According to Al Jazeera, Israel has not taken responsibility for these attacks as the exchange of fire between Hezbollah and Israeli forces continues along the Israel-Lebanon border.

The risk of regional spillover of the Israeli-Palestine conflict remains high, Khaled Khiari, a top United Nations official told the Security Council on December 29, as delegates underscored that a full-blown conflict between Israel and Hizbullah would be catastrophic for Lebanon and the wider region.

Meanwhile, Israel continues to pound Gaza with air strikes as part of its efforts to ‘eliminate Hamas’ despite international calls, including that from the U.N. for a humanitarian ceasefire.

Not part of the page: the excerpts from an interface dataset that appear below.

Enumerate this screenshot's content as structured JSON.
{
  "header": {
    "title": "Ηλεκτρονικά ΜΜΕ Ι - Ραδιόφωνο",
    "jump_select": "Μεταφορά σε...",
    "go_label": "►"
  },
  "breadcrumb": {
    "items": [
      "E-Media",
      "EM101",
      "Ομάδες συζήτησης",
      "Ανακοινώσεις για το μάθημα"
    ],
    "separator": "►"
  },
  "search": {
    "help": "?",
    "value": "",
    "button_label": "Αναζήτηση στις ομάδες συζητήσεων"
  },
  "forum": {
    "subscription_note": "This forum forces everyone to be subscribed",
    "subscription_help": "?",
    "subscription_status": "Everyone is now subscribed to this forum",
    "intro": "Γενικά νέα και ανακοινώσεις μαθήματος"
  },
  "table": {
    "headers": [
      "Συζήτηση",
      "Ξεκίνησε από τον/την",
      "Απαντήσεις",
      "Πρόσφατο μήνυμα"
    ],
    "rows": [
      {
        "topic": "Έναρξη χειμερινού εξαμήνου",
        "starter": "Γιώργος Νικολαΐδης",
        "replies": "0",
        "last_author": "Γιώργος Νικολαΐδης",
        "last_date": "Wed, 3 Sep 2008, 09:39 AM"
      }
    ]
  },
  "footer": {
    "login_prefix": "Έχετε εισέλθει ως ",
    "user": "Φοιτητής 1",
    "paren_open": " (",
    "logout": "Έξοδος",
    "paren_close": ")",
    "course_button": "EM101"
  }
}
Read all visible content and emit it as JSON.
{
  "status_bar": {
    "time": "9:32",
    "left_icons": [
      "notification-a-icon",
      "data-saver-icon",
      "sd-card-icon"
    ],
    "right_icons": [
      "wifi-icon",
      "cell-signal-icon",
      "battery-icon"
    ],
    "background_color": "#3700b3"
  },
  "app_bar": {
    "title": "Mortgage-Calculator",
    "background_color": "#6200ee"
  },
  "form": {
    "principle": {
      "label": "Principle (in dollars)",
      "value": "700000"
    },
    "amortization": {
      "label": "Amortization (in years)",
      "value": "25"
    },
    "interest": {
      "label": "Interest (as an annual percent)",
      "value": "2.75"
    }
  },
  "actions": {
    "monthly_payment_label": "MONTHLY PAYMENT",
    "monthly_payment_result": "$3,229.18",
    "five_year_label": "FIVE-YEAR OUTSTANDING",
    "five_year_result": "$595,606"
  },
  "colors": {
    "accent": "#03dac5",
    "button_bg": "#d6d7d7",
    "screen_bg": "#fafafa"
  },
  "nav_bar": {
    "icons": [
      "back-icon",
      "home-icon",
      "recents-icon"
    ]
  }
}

The attacks have claimed the lives of over 22,000 Palestinians, since October 7, 2023, according to Gaza’s health ministry, with over 55,000 injured. Two-thirds of those killed in Israel’s bombardments are reported to be women and children.